What is a Growth Plate Fracture?

How does a bone get longer? Growth plates. They are responsible for bone growth. Children can experience a growth plate fracture with a traumatic injury. Read along to learn more.

Growth Plates

Each long bone in the body has a growth plate. The growth plate is the area where bones get longer. After children reach skeletal maturity, their growth plates close and no more vertical growth occurs.

The growth plate itself is made up of an area of cartilage with rapid turnover. This area turns cartilage into bone and allows the bone to elongate. Most long bones in the body have two growth plates. There’s one plate at the top of the bone and one at the bottom. Long bones like the femur (the thigh bone), the humerus (the upper bone in the arm), and the tibia (the shin bone) all have two growth plates.
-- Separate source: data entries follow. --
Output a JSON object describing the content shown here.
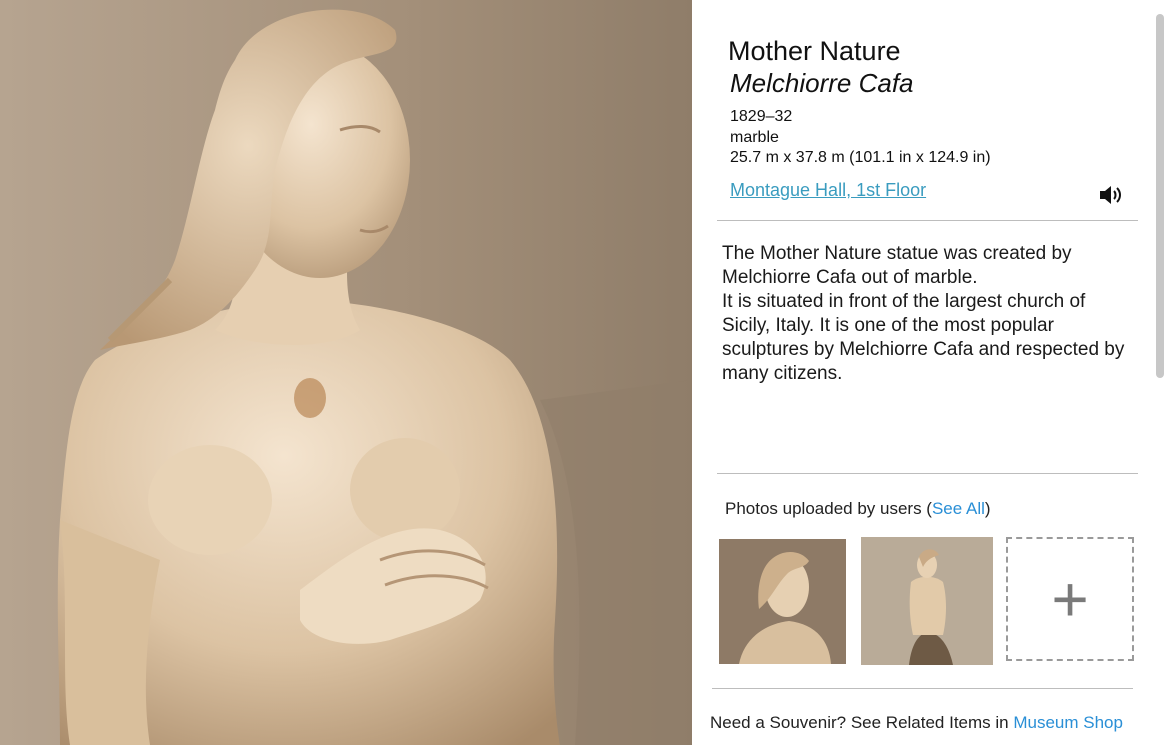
{
  "artwork": {
    "title": "Mother Nature",
    "artist": "Melchiorre Cafa",
    "date": "1829–32",
    "medium": "marble",
    "dimensions": "25.7 m x 37.8 m (101.1 in x 124.9 in)",
    "location_link": "Montague Hall, 1st Floor",
    "audio_icon": "speaker-icon"
  },
  "description": {
    "paragraph_1": "The Mother Nature statue was created by Melchiorre Cafa out of marble.",
    "paragraph_2": "It is situated in front of the largest church of Sicily, Italy. It is one of the most popular sculptures by Melchiorre Cafa and respected by many citizens."
  },
  "user_photos": {
    "heading": "Photos uploaded by users (",
    "see_all": "See All",
    "heading_close": ")",
    "add_icon": "+"
  },
  "souvenir": {
    "text": "Need a Souvenir? See Related Items in ",
    "link": "Museum Shop"
  },
  "colors": {
    "link": "#3a9cbf",
    "accent_link": "#2a8fd6",
    "sepia_background": "#a99985"
  }
}
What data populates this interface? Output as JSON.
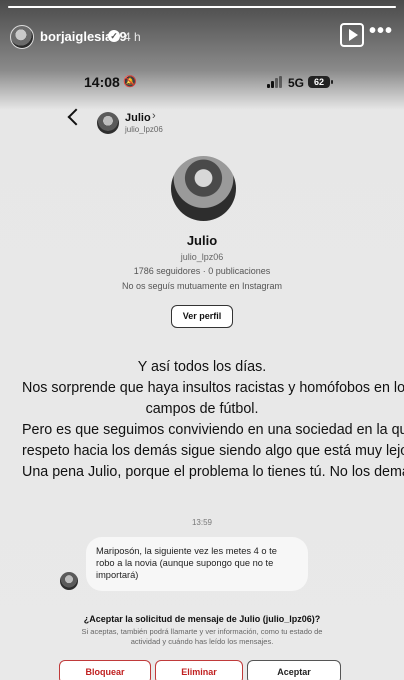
{
  "story": {
    "username": "borjaiglesias9",
    "time_ago": "4 h",
    "progress": 1.0,
    "icons": [
      "verified-icon",
      "play-icon",
      "more-icon"
    ]
  },
  "status_bar": {
    "time": "14:08",
    "network": "5G",
    "battery": "62"
  },
  "dm_header": {
    "name": "Julio",
    "chevron": "›",
    "handle": "julio_lpz06"
  },
  "profile": {
    "name": "Julio",
    "handle": "julio_lpz06",
    "stats": "1786 seguidores · 0 publicaciones",
    "mutual": "No os seguís mutuamente en Instagram",
    "view_button": "Ver perfil"
  },
  "caption": {
    "lines": [
      "Y así todos los días.",
      "Nos sorprende que haya insultos racistas y homófobos en los",
      "campos de fútbol.",
      "Pero es que seguimos conviviendo en una sociedad en la que el",
      "respeto hacia los demás sigue siendo algo que está muy lejos.",
      "Una pena Julio, porque el problema lo tienes tú. No los demás."
    ]
  },
  "conversation": {
    "timestamp": "13:59",
    "message": "Mariposón, la siguiente vez les metes 4 o te robo a la novia (aunque supongo que no te importará)"
  },
  "request": {
    "title": "¿Aceptar la solicitud de mensaje de Julio (julio_lpz06)?",
    "description": "Si aceptas, también podrá llamarte y ver información, como tu estado de actividad y cuándo has leído los mensajes.",
    "block_label": "Bloquear",
    "delete_label": "Eliminar",
    "accept_label": "Aceptar"
  },
  "colors": {
    "danger": "#c02020",
    "text": "#111111",
    "background": "#e9e9e9"
  }
}
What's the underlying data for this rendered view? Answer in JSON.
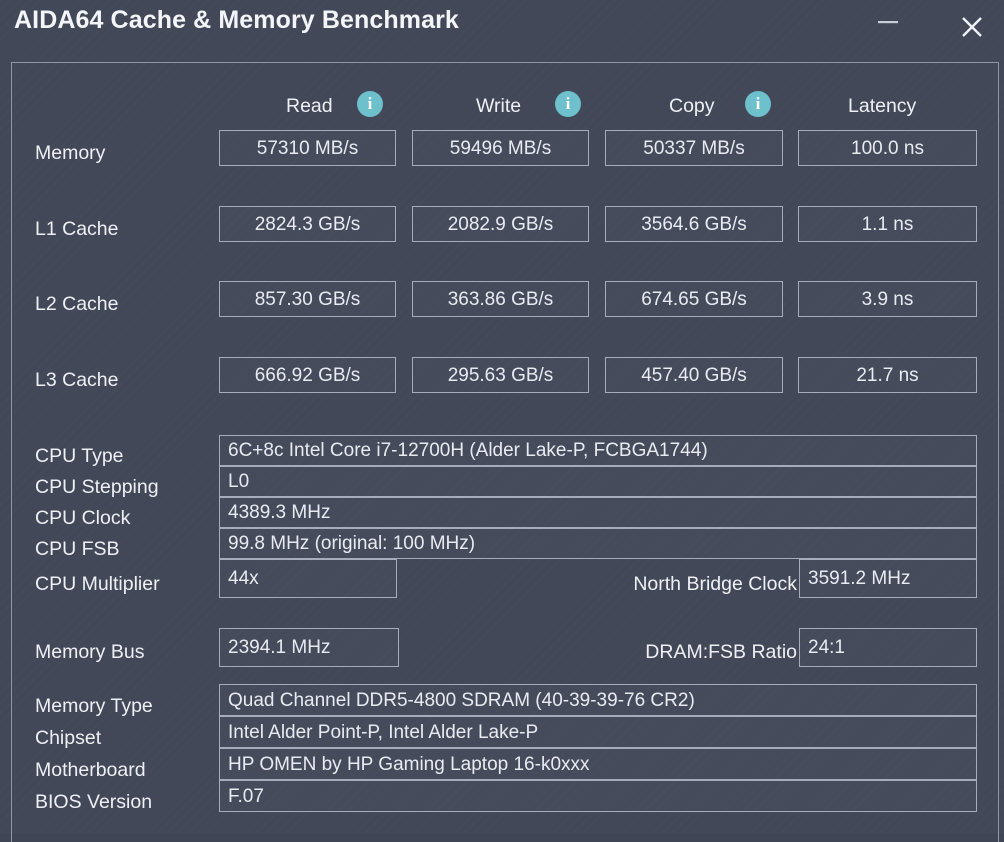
{
  "window": {
    "title": "AIDA64 Cache & Memory Benchmark",
    "minimize_label": "–",
    "close_label": "×"
  },
  "benchmark": {
    "columns": [
      {
        "label": "Read",
        "has_info": true
      },
      {
        "label": "Write",
        "has_info": true
      },
      {
        "label": "Copy",
        "has_info": true
      },
      {
        "label": "Latency",
        "has_info": false
      }
    ],
    "rows": [
      {
        "label": "Memory",
        "read": "57310 MB/s",
        "write": "59496 MB/s",
        "copy": "50337 MB/s",
        "latency": "100.0 ns"
      },
      {
        "label": "L1 Cache",
        "read": "2824.3 GB/s",
        "write": "2082.9 GB/s",
        "copy": "3564.6 GB/s",
        "latency": "1.1 ns"
      },
      {
        "label": "L2 Cache",
        "read": "857.30 GB/s",
        "write": "363.86 GB/s",
        "copy": "674.65 GB/s",
        "latency": "3.9 ns"
      },
      {
        "label": "L3 Cache",
        "read": "666.92 GB/s",
        "write": "295.63 GB/s",
        "copy": "457.40 GB/s",
        "latency": "21.7 ns"
      }
    ]
  },
  "cpu_info": {
    "cpu_type_label": "CPU Type",
    "cpu_type_value": "6C+8c Intel Core i7-12700H  (Alder Lake-P, FCBGA1744)",
    "cpu_stepping_label": "CPU Stepping",
    "cpu_stepping_value": "L0",
    "cpu_clock_label": "CPU Clock",
    "cpu_clock_value": "4389.3 MHz",
    "cpu_fsb_label": "CPU FSB",
    "cpu_fsb_value": "99.8 MHz  (original: 100 MHz)",
    "cpu_multiplier_label": "CPU Multiplier",
    "cpu_multiplier_value": "44x",
    "north_bridge_clock_label": "North Bridge Clock",
    "north_bridge_clock_value": "3591.2 MHz"
  },
  "memory_info": {
    "memory_bus_label": "Memory Bus",
    "memory_bus_value": "2394.1 MHz",
    "dram_fsb_ratio_label": "DRAM:FSB Ratio",
    "dram_fsb_ratio_value": "24:1",
    "memory_type_label": "Memory Type",
    "memory_type_value": "Quad Channel DDR5-4800 SDRAM  (40-39-39-76 CR2)",
    "chipset_label": "Chipset",
    "chipset_value": "Intel Alder Point-P, Intel Alder Lake-P",
    "motherboard_label": "Motherboard",
    "motherboard_value": "HP OMEN by HP Gaming Laptop 16-k0xxx",
    "bios_version_label": "BIOS Version",
    "bios_version_value": "F.07"
  },
  "colors": {
    "background": "#424857",
    "text": "#e9ecf2",
    "border": "#a6acba",
    "info_icon": "#6fc0cd"
  }
}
However, growth rates aren’t equal in all areas of the body. For instance, the greatest area of growth in the leg occurs through the the growth plate in the femur closest to the knee joint. Growth plates also close earlier or later in different parts of the body. For example, one of the last growth plates to close is in the collar bone, while the first to close is in the elbow.

Additionally, girls’ growth plates tend to close around age 12-14 years of age while boys’ growth plates close between 16-17 years of age. The hormones that are primarily responsible for signalling growth plate closure differ here. Estrogen is the signal for girls, while testosterone is the signal for boys.

A Growth Plate Fracture

A growth plate can be injured from a traumatic event. Trauma can cause a fracture to go through the growth plate, causing it to partially or completely close prematurely. If part of the growth plate partially closes due to trauma, the remaining portion of the bone can grow crooked. If the growth plate completely closes early, the bone can actually end up being shorter than the corresponding bone on the other side of the body.

It’s not just trauma that can impede a growth plate. Repetitive use injuries can also cause damage to growth plates. Typically, though, this type of injury does not cause permanent damage to a growth plate.

If you experience a growth plate fracture, you should see a doctor. It is very important to make sure the growth plate is lined up in an anatomical position. This will improve the chances that the growth plate will not prematurely close from the fracture.

If you are struggling with a growth plate injury, Orthopaedic Specialists can help! To schedule an appointment with Dr. Grossfeld and the other experts at Orthopaedic Specialists, call 502-212-2663 today.